Nonprogrammers are building more of the world’s software – a computer scientist explains ‘no-code’
Traditional computer programming has a steep learning curve that requires learning a programming language, for example C/C++, Java or Python, just to build a simple application such as a calculator or Tic-tac-toe game. Programming also requires substantial debugging skills, which easily frustrates new learners. The study time, effort and experience needed often stop nonprogrammers from making software from scratch.
No-code is a way to program websites, mobile apps and games without using codes or scripts, or sets of commands. People readily learn from visual cues, which led to the development of “what you see is what you get” (WYSIWYG) document and multimedia editors as early as the 1970s. WYSIWYG editors allow you to work in a document as it appears in finished form. The concept was extended to software development in the 1990s.
There are many no-code development platforms that allow both programmers and nonprogrammers to create software through drag-and-drop graphical user interfaces instead of traditional line-by-line coding. For example, a user can drag a label and drop it to a website. The no-code platform will show how the label looks and create the corresponding HTML code. No-code development platforms generally offer templates or modules that allow anyone to build apps.
In the 1990s, websites were the most familiar interface to users. However, building a website required HTML coding and script-based programming that are not easy for a person lacking programming skills. This led to the release of early no-code platforms, including Microsoft FrontPage and Adobe Dreamweaver, to help nonprogrammers build websites.
Following the WYSIWYG mindset, nonprogrammers could drag and drop website components such as labels, text boxes and buttons without using HTML code. In addition to editing websites locally, these tools also helped users upload the built websites to remote web servers, a key step in putting a website online.
However, the websites created by these editors were basic static websites. There were no advanced functions such as user authentication or database connections.
There are many current no-code website-building platforms such as Bubble, Wix, WordPress and GoogleSites that overcome the shortcomings of the early no-code website builders. Bubble allows users to design the interface by defining a workflow. A workflow is a series of actions triggered by an event. For instance, when a user clicks on the save button (the event), the current game status is saved to a file (the series of actions).

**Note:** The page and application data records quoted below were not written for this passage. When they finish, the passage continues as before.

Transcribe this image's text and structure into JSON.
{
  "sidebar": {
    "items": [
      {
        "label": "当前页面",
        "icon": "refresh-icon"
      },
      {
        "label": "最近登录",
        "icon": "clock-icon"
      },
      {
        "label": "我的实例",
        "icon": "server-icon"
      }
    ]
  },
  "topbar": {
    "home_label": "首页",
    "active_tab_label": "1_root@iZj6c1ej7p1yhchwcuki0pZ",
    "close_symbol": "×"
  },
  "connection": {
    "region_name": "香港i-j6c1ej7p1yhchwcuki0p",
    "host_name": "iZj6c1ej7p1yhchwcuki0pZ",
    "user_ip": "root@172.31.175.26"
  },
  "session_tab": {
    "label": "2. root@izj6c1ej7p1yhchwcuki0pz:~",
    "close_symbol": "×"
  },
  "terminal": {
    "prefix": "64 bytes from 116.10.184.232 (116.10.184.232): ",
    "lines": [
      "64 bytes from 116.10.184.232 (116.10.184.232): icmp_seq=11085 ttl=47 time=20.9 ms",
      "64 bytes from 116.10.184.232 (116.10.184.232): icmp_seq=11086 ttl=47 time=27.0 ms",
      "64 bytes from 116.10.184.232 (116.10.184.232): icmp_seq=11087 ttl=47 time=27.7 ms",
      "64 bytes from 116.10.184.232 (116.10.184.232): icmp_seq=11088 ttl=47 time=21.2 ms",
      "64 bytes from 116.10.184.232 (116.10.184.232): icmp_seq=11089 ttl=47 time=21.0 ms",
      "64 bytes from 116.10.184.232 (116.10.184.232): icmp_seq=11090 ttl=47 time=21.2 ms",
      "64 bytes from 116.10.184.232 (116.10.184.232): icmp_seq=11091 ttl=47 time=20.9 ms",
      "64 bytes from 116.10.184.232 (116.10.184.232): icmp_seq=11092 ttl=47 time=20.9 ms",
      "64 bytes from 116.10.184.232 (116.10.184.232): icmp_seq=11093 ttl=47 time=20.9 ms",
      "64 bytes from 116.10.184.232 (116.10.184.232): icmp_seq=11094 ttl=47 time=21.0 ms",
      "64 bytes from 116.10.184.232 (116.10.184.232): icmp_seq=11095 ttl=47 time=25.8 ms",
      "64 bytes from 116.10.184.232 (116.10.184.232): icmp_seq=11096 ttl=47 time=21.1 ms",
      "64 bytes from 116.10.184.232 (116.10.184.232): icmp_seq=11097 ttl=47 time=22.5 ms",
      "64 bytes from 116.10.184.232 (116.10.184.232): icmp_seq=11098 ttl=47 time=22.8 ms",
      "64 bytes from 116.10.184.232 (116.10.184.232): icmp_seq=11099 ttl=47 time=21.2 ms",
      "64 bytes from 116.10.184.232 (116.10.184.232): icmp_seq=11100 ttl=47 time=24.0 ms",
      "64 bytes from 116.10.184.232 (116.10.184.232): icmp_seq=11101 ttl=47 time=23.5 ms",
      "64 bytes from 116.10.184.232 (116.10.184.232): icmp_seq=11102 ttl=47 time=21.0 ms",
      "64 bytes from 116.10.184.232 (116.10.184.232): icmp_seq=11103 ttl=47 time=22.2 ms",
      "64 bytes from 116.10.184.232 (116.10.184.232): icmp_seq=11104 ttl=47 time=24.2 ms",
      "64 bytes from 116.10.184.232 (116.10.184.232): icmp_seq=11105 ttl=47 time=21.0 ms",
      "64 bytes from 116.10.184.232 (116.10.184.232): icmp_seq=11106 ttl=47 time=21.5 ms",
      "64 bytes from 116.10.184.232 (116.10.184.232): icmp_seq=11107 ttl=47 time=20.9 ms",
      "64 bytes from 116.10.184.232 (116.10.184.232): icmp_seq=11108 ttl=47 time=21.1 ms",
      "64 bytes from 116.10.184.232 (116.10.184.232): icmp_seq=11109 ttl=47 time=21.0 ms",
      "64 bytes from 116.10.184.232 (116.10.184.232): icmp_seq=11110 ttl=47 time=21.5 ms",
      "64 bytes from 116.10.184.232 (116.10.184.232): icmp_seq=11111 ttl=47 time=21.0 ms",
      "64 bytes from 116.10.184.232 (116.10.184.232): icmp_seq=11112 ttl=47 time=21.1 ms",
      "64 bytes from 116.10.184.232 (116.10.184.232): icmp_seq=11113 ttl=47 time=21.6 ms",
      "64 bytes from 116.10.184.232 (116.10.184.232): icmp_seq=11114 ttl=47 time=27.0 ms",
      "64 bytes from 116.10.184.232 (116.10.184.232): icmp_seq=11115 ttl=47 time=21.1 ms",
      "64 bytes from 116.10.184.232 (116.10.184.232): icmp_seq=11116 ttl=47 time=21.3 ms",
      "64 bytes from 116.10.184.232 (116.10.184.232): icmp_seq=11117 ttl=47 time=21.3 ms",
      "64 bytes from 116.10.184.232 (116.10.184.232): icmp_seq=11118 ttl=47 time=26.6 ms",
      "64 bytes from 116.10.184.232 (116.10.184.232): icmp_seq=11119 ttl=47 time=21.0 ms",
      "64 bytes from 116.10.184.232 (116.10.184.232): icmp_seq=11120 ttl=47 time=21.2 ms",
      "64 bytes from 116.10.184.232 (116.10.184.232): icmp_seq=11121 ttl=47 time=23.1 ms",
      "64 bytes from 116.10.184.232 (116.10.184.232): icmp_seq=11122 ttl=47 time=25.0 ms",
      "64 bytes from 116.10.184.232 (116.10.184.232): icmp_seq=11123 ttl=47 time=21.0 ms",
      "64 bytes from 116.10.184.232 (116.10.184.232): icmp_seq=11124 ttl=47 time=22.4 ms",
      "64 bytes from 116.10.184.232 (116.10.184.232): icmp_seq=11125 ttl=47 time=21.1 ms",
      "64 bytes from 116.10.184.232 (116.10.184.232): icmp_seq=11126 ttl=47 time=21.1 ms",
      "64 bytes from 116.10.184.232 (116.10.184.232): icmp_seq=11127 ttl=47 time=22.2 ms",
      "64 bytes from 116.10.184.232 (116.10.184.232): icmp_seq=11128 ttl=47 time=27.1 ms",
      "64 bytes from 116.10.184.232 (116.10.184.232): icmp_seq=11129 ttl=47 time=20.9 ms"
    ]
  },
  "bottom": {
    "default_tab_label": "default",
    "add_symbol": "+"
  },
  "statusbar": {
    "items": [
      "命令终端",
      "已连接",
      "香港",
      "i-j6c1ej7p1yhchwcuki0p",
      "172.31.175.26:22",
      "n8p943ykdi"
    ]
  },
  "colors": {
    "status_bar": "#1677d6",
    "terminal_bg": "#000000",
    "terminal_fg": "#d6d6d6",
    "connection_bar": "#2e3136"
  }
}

Meanwhile, Wix launched an HTML5 site builder that includes a library of website templates. In addition, Wix supports modules – for example, data analysis of visitor data such as contact information, messages, purchases and bookings; booking support for…